REQUIRED WORK
Report the number of lines in the data where the word "JSON" appears, and add no other text.

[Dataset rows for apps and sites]
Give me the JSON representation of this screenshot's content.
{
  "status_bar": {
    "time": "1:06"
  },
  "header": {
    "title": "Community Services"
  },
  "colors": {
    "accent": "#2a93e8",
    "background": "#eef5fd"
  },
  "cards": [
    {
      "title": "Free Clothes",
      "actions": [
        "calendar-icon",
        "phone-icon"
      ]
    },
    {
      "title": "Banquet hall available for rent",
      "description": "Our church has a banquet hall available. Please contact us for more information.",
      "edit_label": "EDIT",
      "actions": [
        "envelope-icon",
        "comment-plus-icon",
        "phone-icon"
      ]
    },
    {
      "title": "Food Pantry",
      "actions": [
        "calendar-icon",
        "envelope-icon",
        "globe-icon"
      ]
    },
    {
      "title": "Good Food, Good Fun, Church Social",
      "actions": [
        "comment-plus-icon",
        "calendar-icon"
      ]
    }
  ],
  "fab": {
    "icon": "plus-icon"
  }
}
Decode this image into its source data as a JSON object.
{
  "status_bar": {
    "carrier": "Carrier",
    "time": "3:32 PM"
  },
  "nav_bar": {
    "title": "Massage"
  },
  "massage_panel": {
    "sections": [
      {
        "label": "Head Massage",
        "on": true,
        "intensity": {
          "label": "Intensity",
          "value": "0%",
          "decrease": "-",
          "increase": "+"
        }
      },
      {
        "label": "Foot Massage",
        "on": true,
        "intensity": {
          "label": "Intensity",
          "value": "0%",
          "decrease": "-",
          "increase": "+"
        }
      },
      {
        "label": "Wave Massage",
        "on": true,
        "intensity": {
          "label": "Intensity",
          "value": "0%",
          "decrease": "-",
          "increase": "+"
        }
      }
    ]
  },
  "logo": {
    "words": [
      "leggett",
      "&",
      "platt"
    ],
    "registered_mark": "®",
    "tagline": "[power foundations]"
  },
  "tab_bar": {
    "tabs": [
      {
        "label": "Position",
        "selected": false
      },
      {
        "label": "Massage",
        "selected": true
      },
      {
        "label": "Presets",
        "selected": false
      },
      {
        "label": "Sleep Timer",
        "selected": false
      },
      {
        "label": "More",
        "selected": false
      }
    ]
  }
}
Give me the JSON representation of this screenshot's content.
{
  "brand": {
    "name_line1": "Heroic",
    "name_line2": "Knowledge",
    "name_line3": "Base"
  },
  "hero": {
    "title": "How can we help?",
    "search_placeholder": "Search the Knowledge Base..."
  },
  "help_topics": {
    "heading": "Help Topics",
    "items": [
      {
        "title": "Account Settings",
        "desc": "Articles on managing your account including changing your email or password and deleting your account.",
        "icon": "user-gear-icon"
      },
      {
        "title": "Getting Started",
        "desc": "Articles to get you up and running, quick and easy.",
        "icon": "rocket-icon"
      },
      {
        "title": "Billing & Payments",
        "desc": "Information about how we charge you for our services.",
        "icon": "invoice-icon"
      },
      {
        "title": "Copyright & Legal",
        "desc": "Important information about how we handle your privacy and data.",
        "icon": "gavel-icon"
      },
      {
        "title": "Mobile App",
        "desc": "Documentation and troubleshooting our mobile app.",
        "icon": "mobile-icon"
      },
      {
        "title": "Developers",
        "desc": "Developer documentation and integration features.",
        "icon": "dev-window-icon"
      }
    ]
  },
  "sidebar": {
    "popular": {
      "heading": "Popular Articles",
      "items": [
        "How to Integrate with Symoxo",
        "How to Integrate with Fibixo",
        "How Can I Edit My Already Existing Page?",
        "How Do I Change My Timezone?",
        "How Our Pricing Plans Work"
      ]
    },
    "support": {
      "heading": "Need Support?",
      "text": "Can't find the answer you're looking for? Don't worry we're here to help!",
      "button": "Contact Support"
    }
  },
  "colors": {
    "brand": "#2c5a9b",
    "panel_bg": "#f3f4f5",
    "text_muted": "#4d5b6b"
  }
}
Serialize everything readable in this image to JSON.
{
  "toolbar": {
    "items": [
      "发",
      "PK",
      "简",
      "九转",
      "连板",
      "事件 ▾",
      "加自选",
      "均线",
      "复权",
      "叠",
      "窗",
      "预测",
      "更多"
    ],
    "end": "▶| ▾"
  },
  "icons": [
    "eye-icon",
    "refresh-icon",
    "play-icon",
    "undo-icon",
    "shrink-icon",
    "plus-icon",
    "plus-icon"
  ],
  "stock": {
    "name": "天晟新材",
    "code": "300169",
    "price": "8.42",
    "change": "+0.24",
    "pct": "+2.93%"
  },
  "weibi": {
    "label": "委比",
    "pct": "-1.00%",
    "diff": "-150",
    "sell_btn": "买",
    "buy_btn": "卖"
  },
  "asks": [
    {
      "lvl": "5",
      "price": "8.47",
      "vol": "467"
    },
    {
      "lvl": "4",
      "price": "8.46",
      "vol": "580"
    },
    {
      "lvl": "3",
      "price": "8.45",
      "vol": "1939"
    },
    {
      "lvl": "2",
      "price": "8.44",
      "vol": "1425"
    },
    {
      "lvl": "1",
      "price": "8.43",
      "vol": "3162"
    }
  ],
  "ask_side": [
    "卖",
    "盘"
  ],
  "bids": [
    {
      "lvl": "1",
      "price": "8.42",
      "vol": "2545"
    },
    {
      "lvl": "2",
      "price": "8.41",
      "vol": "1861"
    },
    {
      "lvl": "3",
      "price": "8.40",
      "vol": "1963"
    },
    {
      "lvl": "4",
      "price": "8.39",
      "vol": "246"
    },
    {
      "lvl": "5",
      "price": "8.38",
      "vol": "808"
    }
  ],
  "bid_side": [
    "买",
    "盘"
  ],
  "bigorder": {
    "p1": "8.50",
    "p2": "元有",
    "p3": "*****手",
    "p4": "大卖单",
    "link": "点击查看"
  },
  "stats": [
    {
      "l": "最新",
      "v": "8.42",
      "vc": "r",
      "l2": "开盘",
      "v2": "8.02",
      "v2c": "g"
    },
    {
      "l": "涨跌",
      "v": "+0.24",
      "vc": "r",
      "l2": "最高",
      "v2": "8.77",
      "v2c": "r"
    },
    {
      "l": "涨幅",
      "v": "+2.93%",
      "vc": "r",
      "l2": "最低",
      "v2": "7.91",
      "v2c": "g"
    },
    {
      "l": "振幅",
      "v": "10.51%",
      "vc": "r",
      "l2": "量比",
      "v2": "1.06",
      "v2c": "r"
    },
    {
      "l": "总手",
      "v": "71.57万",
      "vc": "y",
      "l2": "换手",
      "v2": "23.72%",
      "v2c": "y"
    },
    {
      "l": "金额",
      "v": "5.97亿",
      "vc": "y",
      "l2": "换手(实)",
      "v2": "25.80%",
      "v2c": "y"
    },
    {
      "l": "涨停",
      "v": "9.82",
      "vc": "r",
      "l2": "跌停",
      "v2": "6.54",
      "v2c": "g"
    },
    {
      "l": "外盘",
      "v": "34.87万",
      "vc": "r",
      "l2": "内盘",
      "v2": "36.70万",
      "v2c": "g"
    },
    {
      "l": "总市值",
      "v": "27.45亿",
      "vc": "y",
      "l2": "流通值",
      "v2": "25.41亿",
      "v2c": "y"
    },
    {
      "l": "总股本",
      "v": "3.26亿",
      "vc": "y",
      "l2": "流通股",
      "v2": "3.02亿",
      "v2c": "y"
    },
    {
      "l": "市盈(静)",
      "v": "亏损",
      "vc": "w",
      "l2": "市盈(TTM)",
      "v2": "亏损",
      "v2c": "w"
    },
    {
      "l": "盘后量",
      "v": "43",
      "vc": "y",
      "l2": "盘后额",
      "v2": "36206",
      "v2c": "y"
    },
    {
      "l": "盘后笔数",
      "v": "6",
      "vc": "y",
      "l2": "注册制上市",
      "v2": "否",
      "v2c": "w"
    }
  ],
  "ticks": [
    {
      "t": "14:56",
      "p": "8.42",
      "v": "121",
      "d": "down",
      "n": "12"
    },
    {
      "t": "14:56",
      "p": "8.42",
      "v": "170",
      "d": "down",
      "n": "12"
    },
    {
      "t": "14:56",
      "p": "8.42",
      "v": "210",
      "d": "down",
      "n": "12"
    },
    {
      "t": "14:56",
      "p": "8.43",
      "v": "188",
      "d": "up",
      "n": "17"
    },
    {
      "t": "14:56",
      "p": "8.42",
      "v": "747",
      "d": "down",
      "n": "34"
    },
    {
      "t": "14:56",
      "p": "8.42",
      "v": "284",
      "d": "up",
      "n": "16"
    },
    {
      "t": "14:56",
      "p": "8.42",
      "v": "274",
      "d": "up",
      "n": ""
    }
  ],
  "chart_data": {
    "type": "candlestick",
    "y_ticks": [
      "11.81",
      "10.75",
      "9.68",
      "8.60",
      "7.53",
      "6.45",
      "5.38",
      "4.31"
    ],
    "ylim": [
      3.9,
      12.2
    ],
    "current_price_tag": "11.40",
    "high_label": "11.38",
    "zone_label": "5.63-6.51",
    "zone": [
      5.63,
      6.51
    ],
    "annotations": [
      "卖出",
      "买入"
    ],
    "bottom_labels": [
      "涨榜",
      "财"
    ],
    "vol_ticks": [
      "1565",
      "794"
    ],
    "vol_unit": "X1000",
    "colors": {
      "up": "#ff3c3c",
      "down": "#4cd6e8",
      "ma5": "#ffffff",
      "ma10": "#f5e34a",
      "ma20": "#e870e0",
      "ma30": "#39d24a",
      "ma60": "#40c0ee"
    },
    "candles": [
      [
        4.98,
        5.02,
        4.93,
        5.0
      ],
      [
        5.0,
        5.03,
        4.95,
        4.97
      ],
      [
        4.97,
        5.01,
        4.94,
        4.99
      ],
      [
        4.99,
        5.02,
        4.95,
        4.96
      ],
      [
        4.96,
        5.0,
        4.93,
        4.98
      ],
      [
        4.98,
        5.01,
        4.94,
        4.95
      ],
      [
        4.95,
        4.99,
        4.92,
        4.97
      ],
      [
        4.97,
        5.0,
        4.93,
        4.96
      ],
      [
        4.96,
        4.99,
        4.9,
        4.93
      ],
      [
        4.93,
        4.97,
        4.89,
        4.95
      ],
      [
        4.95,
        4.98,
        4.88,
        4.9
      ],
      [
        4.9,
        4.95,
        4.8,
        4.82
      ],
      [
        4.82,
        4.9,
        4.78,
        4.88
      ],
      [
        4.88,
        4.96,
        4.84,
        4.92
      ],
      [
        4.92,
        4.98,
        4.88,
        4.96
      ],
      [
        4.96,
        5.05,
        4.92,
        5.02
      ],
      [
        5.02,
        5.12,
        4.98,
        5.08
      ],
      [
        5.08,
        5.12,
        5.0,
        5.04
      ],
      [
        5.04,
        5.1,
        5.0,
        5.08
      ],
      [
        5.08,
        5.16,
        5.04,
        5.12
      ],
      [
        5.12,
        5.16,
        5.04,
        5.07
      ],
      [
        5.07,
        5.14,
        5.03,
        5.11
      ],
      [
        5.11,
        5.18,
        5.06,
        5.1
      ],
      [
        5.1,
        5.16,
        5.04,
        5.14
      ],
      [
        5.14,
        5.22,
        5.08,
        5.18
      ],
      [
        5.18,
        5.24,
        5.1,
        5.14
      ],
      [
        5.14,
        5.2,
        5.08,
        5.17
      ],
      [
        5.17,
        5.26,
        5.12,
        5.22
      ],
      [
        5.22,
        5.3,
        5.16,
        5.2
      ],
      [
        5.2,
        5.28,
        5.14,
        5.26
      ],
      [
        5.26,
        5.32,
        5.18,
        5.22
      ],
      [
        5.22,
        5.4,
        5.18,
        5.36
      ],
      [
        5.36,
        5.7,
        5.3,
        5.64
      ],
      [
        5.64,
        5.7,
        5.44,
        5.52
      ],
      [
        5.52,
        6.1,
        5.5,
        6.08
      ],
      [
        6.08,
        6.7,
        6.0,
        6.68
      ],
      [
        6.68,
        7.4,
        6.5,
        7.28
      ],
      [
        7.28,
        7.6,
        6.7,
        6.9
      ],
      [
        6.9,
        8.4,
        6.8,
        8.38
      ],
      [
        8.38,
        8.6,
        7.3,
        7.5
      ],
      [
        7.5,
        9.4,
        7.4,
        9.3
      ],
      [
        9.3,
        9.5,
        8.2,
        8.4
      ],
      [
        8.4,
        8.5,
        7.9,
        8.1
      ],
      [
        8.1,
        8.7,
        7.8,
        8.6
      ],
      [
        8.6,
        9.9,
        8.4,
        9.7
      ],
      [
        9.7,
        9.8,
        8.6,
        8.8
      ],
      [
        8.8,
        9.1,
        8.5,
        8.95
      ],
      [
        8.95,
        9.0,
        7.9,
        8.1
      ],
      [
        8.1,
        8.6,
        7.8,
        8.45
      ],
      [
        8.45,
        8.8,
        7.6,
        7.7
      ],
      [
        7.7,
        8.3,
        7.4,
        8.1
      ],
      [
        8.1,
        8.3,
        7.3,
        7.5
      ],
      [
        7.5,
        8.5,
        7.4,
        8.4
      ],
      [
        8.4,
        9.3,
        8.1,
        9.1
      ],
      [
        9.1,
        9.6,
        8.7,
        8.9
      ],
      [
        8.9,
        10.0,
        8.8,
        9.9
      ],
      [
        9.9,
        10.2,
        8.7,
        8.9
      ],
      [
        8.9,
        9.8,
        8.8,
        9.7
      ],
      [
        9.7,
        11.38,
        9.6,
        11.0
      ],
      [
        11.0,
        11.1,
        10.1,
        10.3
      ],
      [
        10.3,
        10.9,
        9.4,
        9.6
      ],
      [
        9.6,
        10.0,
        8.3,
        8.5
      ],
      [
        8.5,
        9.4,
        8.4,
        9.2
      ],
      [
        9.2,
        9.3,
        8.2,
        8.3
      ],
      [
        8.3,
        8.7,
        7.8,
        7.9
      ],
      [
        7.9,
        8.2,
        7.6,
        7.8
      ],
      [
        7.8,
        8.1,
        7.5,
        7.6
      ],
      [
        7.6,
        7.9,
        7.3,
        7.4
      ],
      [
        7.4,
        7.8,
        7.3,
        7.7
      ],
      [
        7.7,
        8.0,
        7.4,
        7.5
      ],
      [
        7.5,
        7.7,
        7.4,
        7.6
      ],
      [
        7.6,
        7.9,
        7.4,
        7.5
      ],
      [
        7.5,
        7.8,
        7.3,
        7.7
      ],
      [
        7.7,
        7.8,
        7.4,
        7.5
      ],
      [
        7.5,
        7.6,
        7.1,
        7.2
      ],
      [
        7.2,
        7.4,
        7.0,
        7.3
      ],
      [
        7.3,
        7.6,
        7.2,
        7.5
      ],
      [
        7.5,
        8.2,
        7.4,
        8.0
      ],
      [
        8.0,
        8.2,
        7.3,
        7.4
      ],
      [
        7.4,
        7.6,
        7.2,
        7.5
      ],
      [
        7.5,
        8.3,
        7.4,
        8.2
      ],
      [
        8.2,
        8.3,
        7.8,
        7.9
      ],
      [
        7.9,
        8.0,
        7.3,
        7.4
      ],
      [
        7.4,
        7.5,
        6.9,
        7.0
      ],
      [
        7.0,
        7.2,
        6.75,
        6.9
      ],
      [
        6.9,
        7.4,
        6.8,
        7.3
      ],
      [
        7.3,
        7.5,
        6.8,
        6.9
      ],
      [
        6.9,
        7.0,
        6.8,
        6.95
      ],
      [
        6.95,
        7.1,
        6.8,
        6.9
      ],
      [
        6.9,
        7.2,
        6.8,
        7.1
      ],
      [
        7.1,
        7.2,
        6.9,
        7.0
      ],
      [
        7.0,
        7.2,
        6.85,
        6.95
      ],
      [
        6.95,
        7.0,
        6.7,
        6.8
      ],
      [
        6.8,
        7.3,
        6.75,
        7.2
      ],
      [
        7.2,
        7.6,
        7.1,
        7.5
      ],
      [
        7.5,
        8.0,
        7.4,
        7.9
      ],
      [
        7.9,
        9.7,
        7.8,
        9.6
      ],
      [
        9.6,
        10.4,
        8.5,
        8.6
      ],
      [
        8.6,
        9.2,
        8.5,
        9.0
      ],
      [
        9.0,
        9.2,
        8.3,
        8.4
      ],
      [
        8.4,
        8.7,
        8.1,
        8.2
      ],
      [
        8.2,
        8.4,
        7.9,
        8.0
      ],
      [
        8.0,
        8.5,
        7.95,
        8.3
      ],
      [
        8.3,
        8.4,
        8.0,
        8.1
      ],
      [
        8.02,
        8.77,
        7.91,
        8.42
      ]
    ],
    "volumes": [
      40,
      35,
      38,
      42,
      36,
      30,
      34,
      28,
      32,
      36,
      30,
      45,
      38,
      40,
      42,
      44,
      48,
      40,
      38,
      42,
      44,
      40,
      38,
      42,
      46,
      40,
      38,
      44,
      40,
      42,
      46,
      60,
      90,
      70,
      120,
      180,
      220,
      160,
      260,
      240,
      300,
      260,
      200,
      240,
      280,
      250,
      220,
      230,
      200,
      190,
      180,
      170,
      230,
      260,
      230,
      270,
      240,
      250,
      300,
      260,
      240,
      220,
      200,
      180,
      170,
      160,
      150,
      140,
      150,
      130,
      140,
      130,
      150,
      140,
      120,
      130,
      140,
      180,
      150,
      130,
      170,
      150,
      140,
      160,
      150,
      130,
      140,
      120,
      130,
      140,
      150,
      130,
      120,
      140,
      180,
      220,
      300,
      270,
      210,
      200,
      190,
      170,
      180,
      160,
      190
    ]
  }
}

TASK RESULT
4